Finally, make a histogtam using plt.hist. Here, specifying density=True changes the y-axis to be probability instead of count.

plt.hist(x, bins=nbins, density=True)
plt.title('1D histogram')
plt.xlabel('Data')
plt.ylabel('Probability'); Similarly, we can make a 2D histrogram by generating a second random array and using plt.hist2d.

y = np.random.normal(size=npts)

plt.hist2d(x, y, bins=nbins); ## Pie Charts

Matplotlib can also be used to plot pie charts with plt.pie. The most basic implementation is shown below. The input to plt.pie is a 1-D array of wedge “sizes” (e.g. percent values).

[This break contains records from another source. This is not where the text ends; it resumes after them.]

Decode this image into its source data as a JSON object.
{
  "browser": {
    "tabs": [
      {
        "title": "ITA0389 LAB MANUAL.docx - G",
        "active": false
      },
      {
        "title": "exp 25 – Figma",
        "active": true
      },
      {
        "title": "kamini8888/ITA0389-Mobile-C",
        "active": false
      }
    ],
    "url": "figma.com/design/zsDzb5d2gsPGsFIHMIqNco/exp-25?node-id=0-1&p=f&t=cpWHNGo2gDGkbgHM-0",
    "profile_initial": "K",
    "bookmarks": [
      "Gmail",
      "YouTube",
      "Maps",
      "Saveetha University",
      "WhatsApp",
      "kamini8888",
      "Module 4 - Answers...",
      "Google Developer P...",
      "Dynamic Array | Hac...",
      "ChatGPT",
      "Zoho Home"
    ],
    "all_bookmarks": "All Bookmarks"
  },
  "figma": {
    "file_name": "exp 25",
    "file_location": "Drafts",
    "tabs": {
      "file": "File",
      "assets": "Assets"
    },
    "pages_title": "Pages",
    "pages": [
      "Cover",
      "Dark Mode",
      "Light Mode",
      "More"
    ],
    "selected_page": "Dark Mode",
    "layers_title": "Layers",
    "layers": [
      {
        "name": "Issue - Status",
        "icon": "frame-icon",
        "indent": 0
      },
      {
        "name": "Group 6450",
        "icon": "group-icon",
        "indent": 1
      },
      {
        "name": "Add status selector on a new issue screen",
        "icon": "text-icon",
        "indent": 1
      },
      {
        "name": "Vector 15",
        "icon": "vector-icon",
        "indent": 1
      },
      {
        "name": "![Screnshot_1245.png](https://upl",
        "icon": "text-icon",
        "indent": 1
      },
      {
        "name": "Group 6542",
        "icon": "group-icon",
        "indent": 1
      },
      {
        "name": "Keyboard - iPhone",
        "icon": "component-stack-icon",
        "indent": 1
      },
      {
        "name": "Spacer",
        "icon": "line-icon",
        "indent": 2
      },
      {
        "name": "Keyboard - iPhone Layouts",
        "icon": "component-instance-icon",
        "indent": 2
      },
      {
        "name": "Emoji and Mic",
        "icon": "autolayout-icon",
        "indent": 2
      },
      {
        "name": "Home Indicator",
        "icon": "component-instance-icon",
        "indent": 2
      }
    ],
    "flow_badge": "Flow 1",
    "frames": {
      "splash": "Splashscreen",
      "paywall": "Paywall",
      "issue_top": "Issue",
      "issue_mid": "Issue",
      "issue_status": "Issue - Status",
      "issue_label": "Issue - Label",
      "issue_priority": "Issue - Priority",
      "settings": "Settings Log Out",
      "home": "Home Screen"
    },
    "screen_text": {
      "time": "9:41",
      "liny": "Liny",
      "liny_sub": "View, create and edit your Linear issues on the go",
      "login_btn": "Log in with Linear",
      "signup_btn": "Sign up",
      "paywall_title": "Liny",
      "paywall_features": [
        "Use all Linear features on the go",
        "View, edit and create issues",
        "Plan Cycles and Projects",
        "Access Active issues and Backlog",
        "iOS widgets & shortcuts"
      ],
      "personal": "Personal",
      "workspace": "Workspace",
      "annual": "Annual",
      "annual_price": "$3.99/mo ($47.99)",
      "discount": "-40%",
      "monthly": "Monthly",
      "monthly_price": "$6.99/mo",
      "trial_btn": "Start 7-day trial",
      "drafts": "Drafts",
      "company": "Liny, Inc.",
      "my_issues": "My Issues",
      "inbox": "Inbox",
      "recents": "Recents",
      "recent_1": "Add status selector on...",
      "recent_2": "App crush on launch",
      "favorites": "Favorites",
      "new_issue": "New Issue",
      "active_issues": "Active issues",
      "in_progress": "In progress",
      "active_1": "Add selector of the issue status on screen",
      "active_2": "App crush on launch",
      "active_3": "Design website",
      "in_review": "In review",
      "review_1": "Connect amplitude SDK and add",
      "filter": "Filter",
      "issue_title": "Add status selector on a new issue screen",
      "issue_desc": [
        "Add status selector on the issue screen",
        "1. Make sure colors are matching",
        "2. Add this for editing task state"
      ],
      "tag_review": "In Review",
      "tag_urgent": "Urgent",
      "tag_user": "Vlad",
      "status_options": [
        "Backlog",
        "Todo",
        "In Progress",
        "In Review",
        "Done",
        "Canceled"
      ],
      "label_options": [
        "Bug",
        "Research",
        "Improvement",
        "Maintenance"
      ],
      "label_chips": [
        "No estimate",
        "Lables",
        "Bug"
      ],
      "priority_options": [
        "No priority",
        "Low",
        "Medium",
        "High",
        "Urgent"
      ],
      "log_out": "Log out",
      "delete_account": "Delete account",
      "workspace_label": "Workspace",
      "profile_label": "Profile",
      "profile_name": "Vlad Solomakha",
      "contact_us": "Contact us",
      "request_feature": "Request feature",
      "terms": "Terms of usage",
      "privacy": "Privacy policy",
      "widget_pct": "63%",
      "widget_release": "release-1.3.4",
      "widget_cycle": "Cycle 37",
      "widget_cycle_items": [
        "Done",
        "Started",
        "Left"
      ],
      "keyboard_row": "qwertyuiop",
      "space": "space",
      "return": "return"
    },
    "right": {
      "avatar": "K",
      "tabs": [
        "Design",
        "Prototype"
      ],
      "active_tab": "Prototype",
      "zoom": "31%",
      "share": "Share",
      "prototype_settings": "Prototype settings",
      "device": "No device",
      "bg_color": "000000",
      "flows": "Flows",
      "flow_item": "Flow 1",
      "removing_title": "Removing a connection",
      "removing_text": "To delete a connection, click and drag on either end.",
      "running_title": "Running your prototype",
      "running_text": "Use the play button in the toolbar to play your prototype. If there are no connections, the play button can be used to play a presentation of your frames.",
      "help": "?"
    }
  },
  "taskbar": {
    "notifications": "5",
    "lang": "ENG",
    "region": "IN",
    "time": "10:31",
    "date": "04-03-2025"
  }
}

x = np.array([25, 15, 20, 40])
plt.pie(x); Typically, you’ll see examples where all of the values in the array x will sum to 100, but the data provided to the pie chart does NOT have to add up to 100. Any numbers provided will be normalized to sum(x)==1 by default, although this can be turned off by setting normalize=False.

If you set normalize=False and the values of x do not sum to 1 AND are less than 1, a partial pie will be plotting. If the values sum to larger than 1, a ValueError will be raised.

x = np.array([0.25, 0.20, 0.40])
plt.pie(x, normalize=False); Let’s do a more complicated example.

Here we create a pie chart with various sizes associated with each color. Labels are derived by capitalizing each color in the array colors.

More interesting is the explode input, which allows you to offset each wedge by a fraction of the radius. In this example, each wedge is not offset except for the pink (3rd index).

colors = ['red', 'blue', 'yellow', 'pink', 'green']
labels = [c.capitalize() for c in colors]

sizes = [1, 3, 5, 7, 9]
explode = (0, 0, 0, 0.1, 0)

plt.pie(sizes, labels=labels, explode=explode, colors=colors, autopct='%1.1f%%'); ## Animations

From Matplotlib’s animation interface, there is one main tool, FuncAnimation. See Matplotlib’s full animation documentation here.

from matplotlib.animation import FuncAnimation


FuncAnimation creates animations by repeatedly calling a function. Using this method involves three main steps:

1. Create an initial state of the plot

2. Make a function that can “progress” the plot to the next frame of the animation

3. Create the animation using FuncAnimation

For this example, let’s create an animated sine wave.

### Step 1: Initial State

In the initial state step, we will define a function called init that will define the initial state of the animation plot. Note that this function is technically optional. An example later will omit this explicit initialization step.

First, we’ll define a figure and axes, then create a line with plt.plot. To create the initialization function, we set the line’s data to be empty and then return the line.

Note that this cell will display empty axes in jupyter notebooks.

fig, ax = plt.subplots()
ax.set_xlim(0, 2 * np.pi)
ax.set_ylim(-1.5, 1.5)

(line,) = ax.plot([], [])

def init():
line.set_data([], [])
return (line,) ### Step 2: Animation Progression Function

For each frame in the animation, we need to create a function that takes an index and returns the desired frame in the animation.

def animate(i):

x = np.linspace(0, 2 * np.pi, 250)

y = np.sin(2 * np.pi * (x - 0.1 * i))

line.set_data(x, y)

return (line,)


### Step 3: Using FuncAnimation

The last step is to feed the parts we created to FuncAnimation. Note that when using this function, it is important to save the output to a variable, even if you do not intent to use it later, because otherwise it is at risk of being collected by Python’s garbage collector.

anim = FuncAnimation(fig, animate, init_func=init, frames=200, interval=20, blit=True)


To show the animation in this jupyter notebook, we need to set the rc parameter for animation to html5, instead of the default, which is none.

from matplotlib import rc

rc('animation', html='html5')

anim


### Saving an Animation

To save an animation, use anim.save() as shown below. The inputs are the file location (animate.gif) and the writer used to save the file. Here the animation writer chosen is Pillow, a library for image processing in Python.

anim.save('animate.gif', writer='pillow');


## Summary

• Matplotlib supports additional plot types.

• Here we covered histograms and scatter plots.

• You can animate your plots.

## What’s Next

More plotting functionality such as annotations, equation rendering, colormaps, and advanced layout.